Bezos and Musk’s companies have competed for access to government contracts, with Blue Origin recently filing a formal protest to Space-X’s award of a NASA contract, according to the Houston Chronicle.

Ahead of Tuesday’s flight, Bezos was asked by a CNN reporter to respond to critics who argue he should be focusing his time and extreme wealth on solving problems here on Earth.

“We have to do both,” Bezos said. “What our job at Blue Origin is to do, and what this space tourism mission is about, is having a mission where we can practice so much that we get really good at operational space travel.”

Bezos told CNN that work is aimed at building a “road to space” that could inspire future generations “to do amazing things there.”

“And those amazing things will solve problems here on Earth,” he said.

The rocket launch Tuesday also showcased the ways in which Bezos’ once-secretive company has begun to peel back its layers, although in a carefully orchestrated, marketing-savvy manner that has allowed Blue Origin to control its own narrative.

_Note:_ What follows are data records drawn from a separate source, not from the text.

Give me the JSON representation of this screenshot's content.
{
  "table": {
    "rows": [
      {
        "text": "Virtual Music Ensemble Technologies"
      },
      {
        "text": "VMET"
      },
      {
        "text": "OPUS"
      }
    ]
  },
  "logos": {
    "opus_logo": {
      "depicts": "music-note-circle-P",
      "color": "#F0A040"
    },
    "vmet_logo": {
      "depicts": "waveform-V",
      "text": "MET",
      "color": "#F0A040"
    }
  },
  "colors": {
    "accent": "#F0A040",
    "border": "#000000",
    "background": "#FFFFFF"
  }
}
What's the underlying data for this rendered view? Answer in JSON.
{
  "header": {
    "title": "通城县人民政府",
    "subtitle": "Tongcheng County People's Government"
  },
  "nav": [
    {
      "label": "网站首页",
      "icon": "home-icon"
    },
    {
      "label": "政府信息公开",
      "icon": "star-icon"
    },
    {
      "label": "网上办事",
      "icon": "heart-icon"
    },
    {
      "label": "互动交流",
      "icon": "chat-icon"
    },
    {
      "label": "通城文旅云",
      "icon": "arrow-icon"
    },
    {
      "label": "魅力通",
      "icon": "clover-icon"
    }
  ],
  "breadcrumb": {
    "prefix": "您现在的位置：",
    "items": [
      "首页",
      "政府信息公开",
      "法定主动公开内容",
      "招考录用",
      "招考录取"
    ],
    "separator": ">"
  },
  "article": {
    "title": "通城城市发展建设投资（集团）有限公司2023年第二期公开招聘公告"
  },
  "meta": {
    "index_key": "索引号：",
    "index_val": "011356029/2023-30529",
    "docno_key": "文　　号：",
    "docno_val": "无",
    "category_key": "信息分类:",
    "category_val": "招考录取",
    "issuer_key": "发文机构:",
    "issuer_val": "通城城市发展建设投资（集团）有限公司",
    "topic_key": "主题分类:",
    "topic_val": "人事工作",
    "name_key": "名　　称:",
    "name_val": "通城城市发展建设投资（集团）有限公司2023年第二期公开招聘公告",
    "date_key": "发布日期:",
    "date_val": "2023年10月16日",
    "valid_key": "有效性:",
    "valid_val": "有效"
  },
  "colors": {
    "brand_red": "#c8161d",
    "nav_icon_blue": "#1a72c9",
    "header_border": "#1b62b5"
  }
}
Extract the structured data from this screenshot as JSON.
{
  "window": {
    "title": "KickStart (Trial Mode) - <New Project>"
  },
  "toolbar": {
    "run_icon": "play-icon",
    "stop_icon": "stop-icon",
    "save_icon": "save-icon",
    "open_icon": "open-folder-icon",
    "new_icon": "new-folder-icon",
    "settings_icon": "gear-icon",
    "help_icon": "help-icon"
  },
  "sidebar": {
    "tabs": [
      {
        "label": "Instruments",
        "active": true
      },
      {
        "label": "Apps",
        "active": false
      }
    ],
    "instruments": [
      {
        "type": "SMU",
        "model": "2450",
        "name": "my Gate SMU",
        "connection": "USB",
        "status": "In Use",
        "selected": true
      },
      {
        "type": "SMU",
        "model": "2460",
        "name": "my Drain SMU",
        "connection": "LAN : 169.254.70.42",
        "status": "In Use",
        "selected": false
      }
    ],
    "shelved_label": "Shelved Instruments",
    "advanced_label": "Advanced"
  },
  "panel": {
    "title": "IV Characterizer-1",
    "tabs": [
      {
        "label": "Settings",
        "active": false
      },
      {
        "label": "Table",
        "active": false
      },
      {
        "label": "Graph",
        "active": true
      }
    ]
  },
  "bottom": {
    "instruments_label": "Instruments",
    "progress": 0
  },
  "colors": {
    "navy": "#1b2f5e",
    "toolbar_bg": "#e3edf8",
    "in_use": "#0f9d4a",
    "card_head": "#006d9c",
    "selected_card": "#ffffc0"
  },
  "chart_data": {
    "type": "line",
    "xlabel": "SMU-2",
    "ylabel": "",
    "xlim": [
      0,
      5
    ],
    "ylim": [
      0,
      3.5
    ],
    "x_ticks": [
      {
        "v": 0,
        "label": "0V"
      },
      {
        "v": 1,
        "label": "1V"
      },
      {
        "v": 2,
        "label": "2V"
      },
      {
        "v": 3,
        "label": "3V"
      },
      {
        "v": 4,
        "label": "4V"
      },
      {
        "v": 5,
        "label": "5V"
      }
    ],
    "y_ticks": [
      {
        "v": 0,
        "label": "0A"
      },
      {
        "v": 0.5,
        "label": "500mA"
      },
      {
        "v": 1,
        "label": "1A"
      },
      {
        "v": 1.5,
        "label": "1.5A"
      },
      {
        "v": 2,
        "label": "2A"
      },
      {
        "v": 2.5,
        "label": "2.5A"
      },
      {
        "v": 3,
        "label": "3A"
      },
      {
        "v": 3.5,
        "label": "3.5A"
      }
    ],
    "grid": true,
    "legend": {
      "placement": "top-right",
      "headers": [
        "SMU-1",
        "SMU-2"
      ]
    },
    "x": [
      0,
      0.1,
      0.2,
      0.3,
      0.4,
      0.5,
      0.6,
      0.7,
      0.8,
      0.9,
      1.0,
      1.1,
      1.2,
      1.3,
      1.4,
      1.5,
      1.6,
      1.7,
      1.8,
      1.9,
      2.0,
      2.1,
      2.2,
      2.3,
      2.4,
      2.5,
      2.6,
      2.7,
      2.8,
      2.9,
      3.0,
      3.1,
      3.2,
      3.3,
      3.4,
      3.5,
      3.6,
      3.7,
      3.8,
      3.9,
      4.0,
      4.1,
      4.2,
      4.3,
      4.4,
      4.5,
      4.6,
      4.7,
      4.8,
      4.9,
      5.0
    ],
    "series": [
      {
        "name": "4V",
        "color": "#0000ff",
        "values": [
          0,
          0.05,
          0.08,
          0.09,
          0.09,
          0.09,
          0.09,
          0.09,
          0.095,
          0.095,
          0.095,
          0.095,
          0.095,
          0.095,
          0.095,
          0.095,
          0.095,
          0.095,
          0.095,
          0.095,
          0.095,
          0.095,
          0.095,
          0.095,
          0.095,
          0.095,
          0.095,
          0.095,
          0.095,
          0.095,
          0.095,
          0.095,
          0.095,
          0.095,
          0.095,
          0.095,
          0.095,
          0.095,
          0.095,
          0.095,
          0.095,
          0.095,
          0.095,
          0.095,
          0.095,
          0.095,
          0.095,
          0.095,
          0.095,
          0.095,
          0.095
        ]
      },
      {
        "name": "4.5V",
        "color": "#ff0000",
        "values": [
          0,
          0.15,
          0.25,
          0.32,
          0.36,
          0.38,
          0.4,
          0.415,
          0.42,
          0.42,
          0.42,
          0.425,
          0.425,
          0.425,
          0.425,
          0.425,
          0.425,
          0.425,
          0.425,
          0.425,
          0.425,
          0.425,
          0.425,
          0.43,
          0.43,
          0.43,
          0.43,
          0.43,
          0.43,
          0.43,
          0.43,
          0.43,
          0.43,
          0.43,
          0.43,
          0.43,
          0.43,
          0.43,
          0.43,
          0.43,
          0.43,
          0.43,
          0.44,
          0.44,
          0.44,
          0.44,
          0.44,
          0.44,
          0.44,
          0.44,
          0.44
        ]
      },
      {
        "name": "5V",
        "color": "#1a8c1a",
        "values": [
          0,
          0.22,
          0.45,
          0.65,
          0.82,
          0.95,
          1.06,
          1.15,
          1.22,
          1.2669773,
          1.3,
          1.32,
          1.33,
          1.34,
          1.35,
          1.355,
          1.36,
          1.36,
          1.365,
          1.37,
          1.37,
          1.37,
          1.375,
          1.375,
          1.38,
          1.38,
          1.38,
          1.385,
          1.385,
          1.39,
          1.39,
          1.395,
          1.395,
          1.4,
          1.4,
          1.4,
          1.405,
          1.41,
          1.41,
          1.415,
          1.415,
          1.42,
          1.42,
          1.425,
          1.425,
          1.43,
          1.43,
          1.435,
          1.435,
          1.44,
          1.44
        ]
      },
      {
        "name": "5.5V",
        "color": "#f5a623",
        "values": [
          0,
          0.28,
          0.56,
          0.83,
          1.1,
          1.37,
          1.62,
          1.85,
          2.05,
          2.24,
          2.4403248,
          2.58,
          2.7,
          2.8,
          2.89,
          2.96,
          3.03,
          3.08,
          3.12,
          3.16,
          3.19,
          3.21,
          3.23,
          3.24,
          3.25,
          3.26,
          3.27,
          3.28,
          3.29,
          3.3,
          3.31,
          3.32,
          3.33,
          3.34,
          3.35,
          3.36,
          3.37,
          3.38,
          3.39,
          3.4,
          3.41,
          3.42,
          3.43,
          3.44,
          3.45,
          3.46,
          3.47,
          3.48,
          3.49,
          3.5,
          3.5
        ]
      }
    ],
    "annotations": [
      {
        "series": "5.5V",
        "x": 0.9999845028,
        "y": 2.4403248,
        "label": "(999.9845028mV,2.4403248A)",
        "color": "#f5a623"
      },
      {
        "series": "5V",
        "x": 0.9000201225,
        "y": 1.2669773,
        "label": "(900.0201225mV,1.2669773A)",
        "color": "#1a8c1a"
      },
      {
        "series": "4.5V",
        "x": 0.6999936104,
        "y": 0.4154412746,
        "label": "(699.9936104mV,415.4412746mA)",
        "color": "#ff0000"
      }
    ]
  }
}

Journalists were set to attend a post-launch press conference with the crew members on Tuesday morning, but they were not allowed close to the action as the rocket lifted off and as the crew touched back down. Instead, Blue Origin’s own photographers captured images of the crew members emerging from the capsule and hugging their coworkers and friends. The day’s action was most vividly documented on the company’s own live stream, narrated by a Blue Origin sales representative.

During an on-stage discussion after the launch, the company showed video clips of the crew members playing around in the weightlessness of space — doing flips, throwing skittles at each other — and of the crew emerging from the craft’s capsule.

“Everyone on the ground was very emotional, we were just having fun,” Oliver Daemen, the Dutch student, said of that moment.

Responding to a reporter’s question, Bezos said the company plans to launch two similar flights this year.

“We want the cadence to be very high,” he said. “We’re approaching $100 million in private sales already, and the demand is very high.”

In recent days, company representatives said they had already been in talks with wealthy participants in a for a ride on New Shepard. The still-anonymous winner of that auction wasn’t able to attend Tuesday’s flight due to a “scheduling conflict,” the company said.

“We hope to have a flight at the end of September, first of October, for our next flight,” Blue Origin CEO Bob Smith said during a briefing with reporters on Sunday.

Editor's note: an earlier version of this story said the rocket flight lasted 10 minutes and 20 seconds. That has been updated to read 10 minutes and 10 seconds, the length that Blue Origin in its recap of the flight.

Travis Bubenik is All Things Considered Host and Big Bend Reporter at Marfa Public Radio.